The society is a nonprofit organization and was founded in 1995. Their mission is to overcome the language barriers that exist for health education faced by those in the downtown community.
“There’s a lot of AIDS and HIV organizations out there in the Lower Mainland, but I don’t think there’s very many that are culturally specific,” said Calvez.
The society hosts one event a year, Celebrity Dim Sum, to raise funds. The 3rd annual event took place on Oct. 24 at the Sun Sui Wah Restaurant on Main Street.
CBC Radio’s Rick Cluff hosted a live auction that brought people together to raise funds for an important cause. The event also featured a silent auction and live entertainment from Symone, known as Vancouver’s First Lady of Glam.
CBC Radio’s Fred Lee and Riaz Meghji of Breakfast Television took control of the crowd. The duo co-hosted the event, and local journalism, radio, and television personalities served each course of dim sum.
Lee’s involvement is crucial to its continued success. “He has been an integral part of Celebrity Dum Sum event from the start, and continues to give so generously his time and expertise,” said Suji Moon, executive director the society.
“He is a magnet,” said co-host Meghji.
A crucial message remained at the heart of the festivities. “We are the face of AIDS,” said Lee. “I invite you to continue the dialogue because that’s the only way we’re going to beat this thing.”
Calvez was really proud of the turnout. “It’s definitely gotten bigger every year. There were a hundred guests or so the first year, one hundred and fifty the second year, and this year we hoped to peak two hundred.”
Reliance on volunteers
The society is aggressively promoting its message to the public.
“The process leading up to Celebrity Dim Sum, really pushing it en masse, is different,” said Calvez. “Just this year, reading the list of our donors, there’s a bunch that normally wouldn’t even know who we were.”
Calvez hopes that the success of this event will translate into the new year when ASIA will be celebrating its 15th anniversary.
The society is located in downtown Vancouver. It is manned by only a handful of full-time staff who heavily rely on volunteers.
“We have more volunteers than staff, like most non-profits,” said Calvez.
These people do more than offer their time, as they must be specifically trained.
“It’s very specific; for the ASIA line they need to speak an Asian language as well as English,” said Calvez.
Other programs are more demanding of the volunteers.
“With the ORCHID program, they need to speak other languages and also be comfortable going into a massage parlour,” said Calvez. “You can’t say that’s everyone’s cup of tea.”

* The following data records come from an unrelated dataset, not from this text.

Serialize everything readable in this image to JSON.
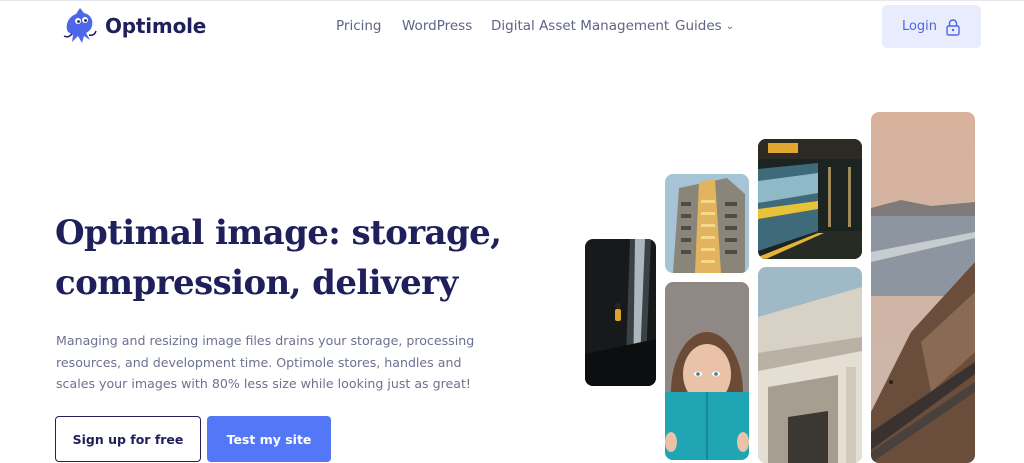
{
  "brand": {
    "name": "Optimole",
    "logo_icon": "octopus-mascot-icon"
  },
  "nav": {
    "items": [
      {
        "label": "Pricing"
      },
      {
        "label": "WordPress"
      },
      {
        "label": "Digital Asset Management"
      },
      {
        "label": "Guides",
        "icon": "chevron-down-icon"
      }
    ]
  },
  "login": {
    "label": "Login",
    "icon": "lock-icon"
  },
  "hero": {
    "title_line1": "Optimal image: storage,",
    "title_line2": "compression, delivery",
    "description_line1": "Managing and resizing image files drains your storage, processing",
    "description_line2": "resources, and development time. Optimole stores, handles and",
    "description_line3": "scales your images with 80% less size while looking just as great!"
  },
  "cta": {
    "signup_label": "Sign up for free",
    "test_label": "Test my site"
  },
  "gallery": {
    "images": [
      {
        "subject": "waterfall hiker"
      },
      {
        "subject": "building facade"
      },
      {
        "subject": "reader with book"
      },
      {
        "subject": "subway train"
      },
      {
        "subject": "concrete overpass"
      },
      {
        "subject": "coastline road"
      }
    ]
  },
  "colors": {
    "brand_navy": "#1f1f5c",
    "accent_blue": "#5377f6",
    "login_bg": "#e9ecfc",
    "muted_text": "#6d7190"
  }
}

ASIA’s 3rd Annual Celebrity Dim Sum raised nearly $15,000.
(Photo of Chinatown courtesy of Flickr user merlinprincesse. Photo of Fred Lee courtesy of Flickr user Urban Mixer.)